## Exercise aim:
All of the data should be copied exactly, with the pictures left out.

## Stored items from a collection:
● ● ● ● ● ● ●
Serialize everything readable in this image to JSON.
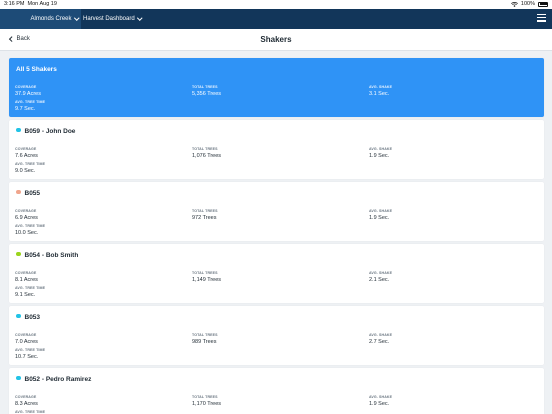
{
  "status_bar": {
    "time": "3:16 PM",
    "date": "Mon Aug 19",
    "battery": "100%"
  },
  "nav": {
    "farm": "Almonds Creek",
    "dashboard": "Harvest Dashboard",
    "menu_icon": "hamburger-icon"
  },
  "header": {
    "back": "Back",
    "title": "Shakers"
  },
  "labels": {
    "coverage": "COVERAGE",
    "total_trees": "TOTAL TREES",
    "avg_shake": "AVG. SHAKE",
    "avg_tree_time": "AVG. TREE TIME"
  },
  "summary": {
    "title": "All 5 Shakers",
    "coverage": "37.9 Acres",
    "total_trees": "5,356 Trees",
    "avg_shake": "3.1 Sec.",
    "avg_tree_time": "9.7 Sec."
  },
  "shakers": [
    {
      "name": "B059  - John Doe",
      "color": "#22c3e6",
      "coverage": "7.6 Acres",
      "total_trees": "1,076 Trees",
      "avg_shake": "1.9 Sec.",
      "avg_tree_time": "9.0 Sec."
    },
    {
      "name": "B055",
      "color": "#f0a58c",
      "coverage": "6.9 Acres",
      "total_trees": "972 Trees",
      "avg_shake": "1.9 Sec.",
      "avg_tree_time": "10.0 Sec."
    },
    {
      "name": "B054  - Bob Smith",
      "color": "#9ad41c",
      "coverage": "8.1 Acres",
      "total_trees": "1,149 Trees",
      "avg_shake": "2.1 Sec.",
      "avg_tree_time": "9.1 Sec."
    },
    {
      "name": "B053",
      "color": "#22c3e6",
      "coverage": "7.0 Acres",
      "total_trees": "989 Trees",
      "avg_shake": "2.7 Sec.",
      "avg_tree_time": "10.7 Sec."
    },
    {
      "name": "B052  - Pedro Ramirez",
      "color": "#22c3e6",
      "coverage": "8.3 Acres",
      "total_trees": "1,170 Trees",
      "avg_shake": "1.9 Sec.",
      "avg_tree_time": ""
    }
  ]
}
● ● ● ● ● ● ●
## Solution for this task:
Serialize everything readable in this image to JSON.
{
  "status_bar": {
    "time": "3:16 PM",
    "date": "Mon Aug 19",
    "battery": "100%"
  },
  "nav": {
    "farm": "Almonds Creek",
    "dashboard": "Harvest Dashboard",
    "menu_icon": "hamburger-icon"
  },
  "header": {
    "back": "Back",
    "title": "Shakers"
  },
  "labels": {
    "coverage": "COVERAGE",
    "total_trees": "TOTAL TREES",
    "avg_shake": "AVG. SHAKE",
    "avg_tree_time": "AVG. TREE TIME"
  },
  "summary": {
    "title": "All 5 Shakers",
    "coverage": "37.9 Acres",
    "total_trees": "5,356 Trees",
    "avg_shake": "3.1 Sec.",
    "avg_tree_time": "9.7 Sec."
  },
  "shakers": [
    {
      "name": "B059  - John Doe",
      "color": "#22c3e6",
      "coverage": "7.6 Acres",
      "total_trees": "1,076 Trees",
      "avg_shake": "1.9 Sec.",
      "avg_tree_time": "9.0 Sec."
    },
    {
      "name": "B055",
      "color": "#f0a58c",
      "coverage": "6.9 Acres",
      "total_trees": "972 Trees",
      "avg_shake": "1.9 Sec.",
      "avg_tree_time": "10.0 Sec."
    },
    {
      "name": "B054  - Bob Smith",
      "color": "#9ad41c",
      "coverage": "8.1 Acres",
      "total_trees": "1,149 Trees",
      "avg_shake": "2.1 Sec.",
      "avg_tree_time": "9.1 Sec."
    },
    {
      "name": "B053",
      "color": "#22c3e6",
      "coverage": "7.0 Acres",
      "total_trees": "989 Trees",
      "avg_shake": "2.7 Sec.",
      "avg_tree_time": "10.7 Sec."
    },
    {
      "name": "B052  - Pedro Ramirez",
      "color": "#22c3e6",
      "coverage": "8.3 Acres",
      "total_trees": "1,170 Trees",
      "avg_shake": "1.9 Sec.",
      "avg_tree_time": ""
    }
  ]
}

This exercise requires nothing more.